But let’s not forget that Euroland at least is taking up the issue while on this side of the Atlantic, few politicians, taxpayers, or investors see a problem and the news media keep finding “believable” sources that swear that the good times are saddled up to come marching in again. They believe the credit of the US is not only elastic, but with unlimited stretch.
So let’s sit back and wait ’til it snaps, because honestly there is very little that can be done at this stage of the game!
And when it happens, we may want to remind ourselves that it’s not the end of the world and it will force us to focus on what is good with the American economy, rather than wasting time chasing a past and a system that has changed forever.
Argentina Collapsed Gracefully 9 Years Ago
It is like with today’s followers of the TV dramas “Lost” or “Law and Order”; when the curtain falls something else will replace it. Period. We’ll adjust.
I remember the collapse of Argentina less than 10 years ago, when the country defaulted on the largest debt in history of $100 billion. Collapse comes when the fixes are more costly than the problem.

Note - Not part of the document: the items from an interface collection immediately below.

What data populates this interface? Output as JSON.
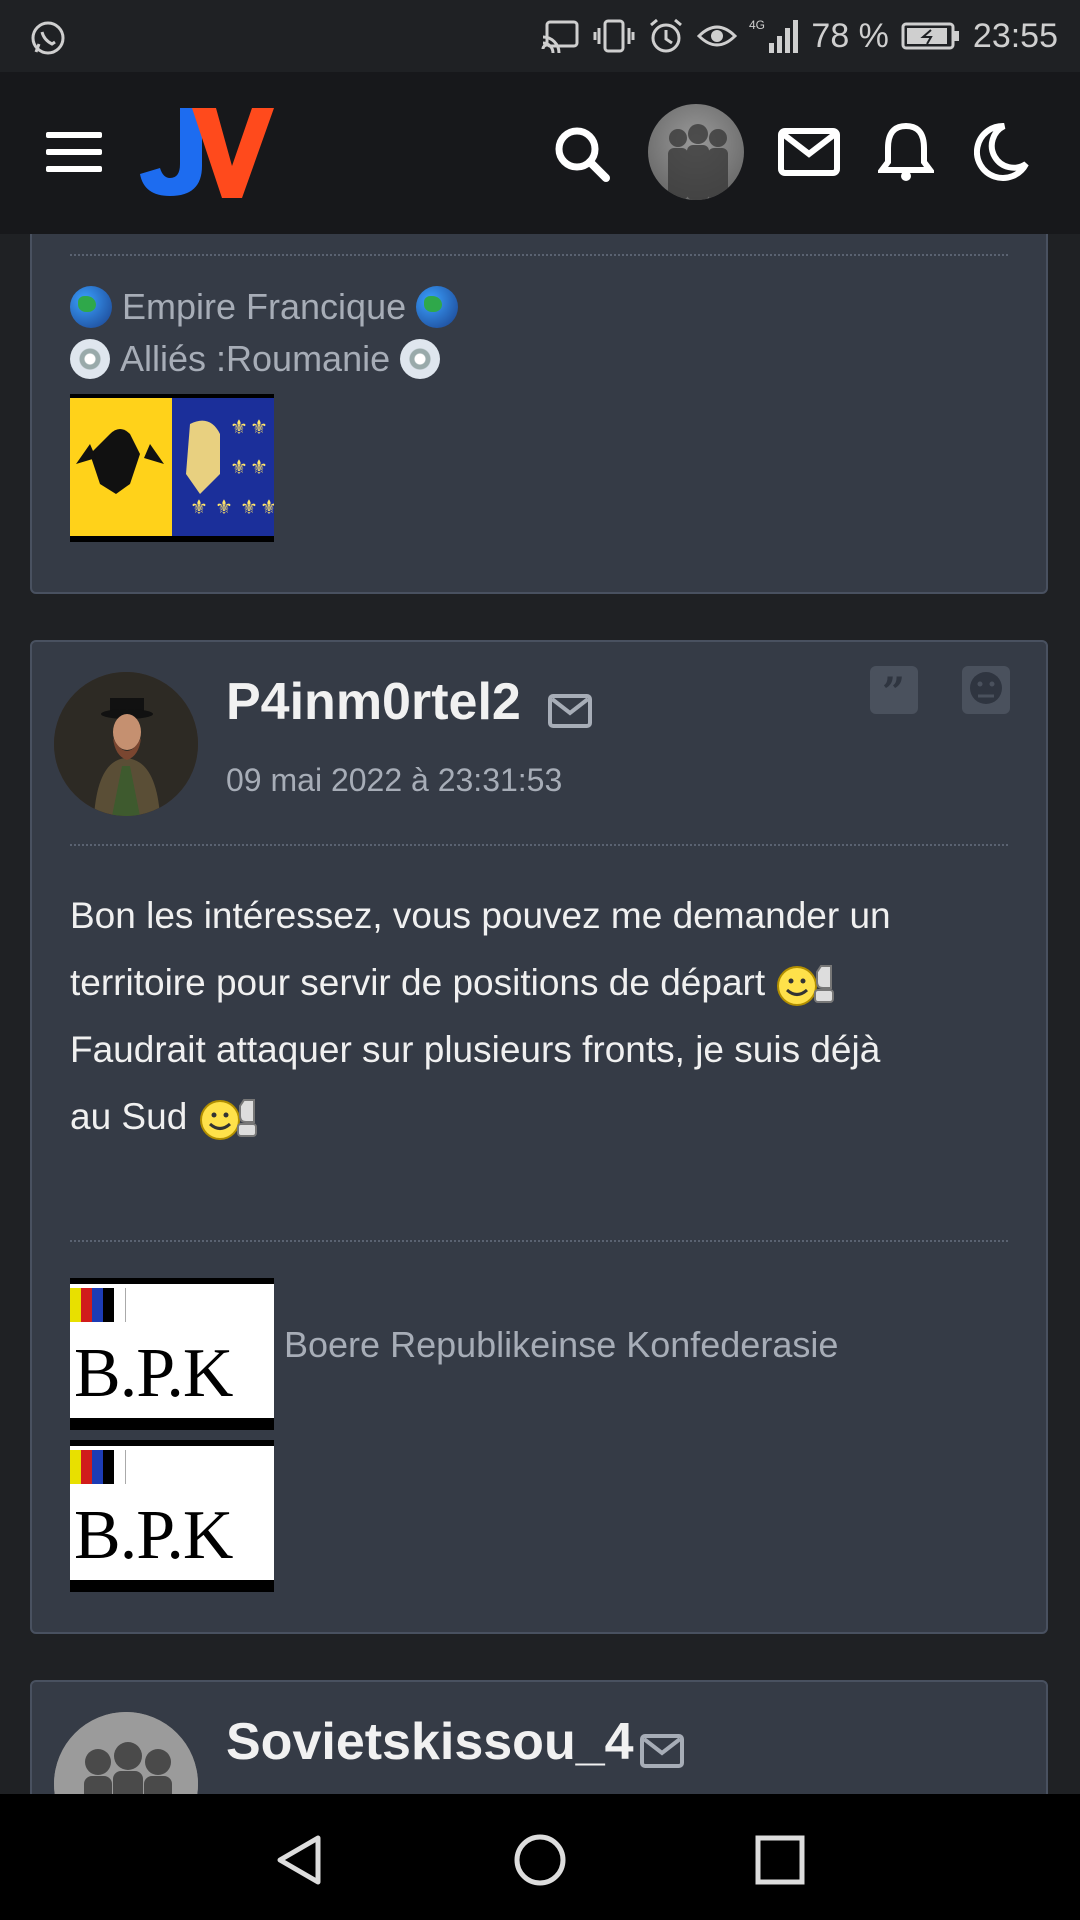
{
  "status": {
    "battery_percent": "78 %",
    "time": "23:55"
  },
  "header": {
    "logo_text": "JV"
  },
  "prev_post": {
    "sig_line1": "Empire Francique",
    "sig_line2": "Alliés :Roumanie"
  },
  "post": {
    "username": "P4inm0rtel2",
    "date": "09 mai 2022 à 23:31:53",
    "text_line1": "Bon les intéressez, vous pouvez me demander un",
    "text_line2": "territoire pour servir de positions de départ",
    "text_line3": "Faudrait attaquer sur plusieurs fronts, je suis déjà",
    "text_line4": "au Sud",
    "sig_badge_text": "B.P.K",
    "sig_label": "Boere Republikeinse Konfederasie"
  },
  "next_post": {
    "username": "Sovietskissou_4"
  },
  "colors": {
    "card_bg": "#353b46",
    "header_bg": "#17181b",
    "logo_blue": "#1d6cf0",
    "logo_red": "#ff4a1c"
  }
}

Something we started with bailouts and too big to fail hand outs, a system that is now adopted by our European counterparts.
W. C. Fields put the predicament as follows: ‘If at first you don’t succeed, try, again. Then give up. No sense in being a damned fool about it.’ Let that be a lesson.
Or like local attorney Robert Peters admitted in a conversation of realities: If you’re down 22 to zero in the bottom of the Seventh, you may want to throw in the towel, while you still have something to rebuild from.
That’s what Argentine did and now 9 years later they do quite well considering the world’s financial disorder. My plea is not to be irresponsible and just walk away, yet I think we need to prepare for a successful collapse and solid rebuild keeping what is good and discarding what should have never become part of our financial system. A Federal Reserve would be my first choice.
What are we looking at?
In closing I’d like to say for the record that in the current chapter of the crisis, the U.S. dollar is likely to regain its temporary aura of being the sweetheart of the global financial community, albeit deeply dysfunctional. The country’s indebtedness will not go away. What will also not go away is the tendency for people to spend more than they bring home. America’s spendthrift is monumental.
And even though I hate time predictions in a world that only needs one Black Swan to throw off any timing, I look at 5 to 8 months of propped up bliss for the US, before the Collapse is inevitable and commodity prices have come so far under pressure that gas and oil prices alone will torpedo any recovery.
My suggestion: stay liquid, use liquidity to buy good deals in real estate, gold and silver and stay alert. Stay out of the stockmarket.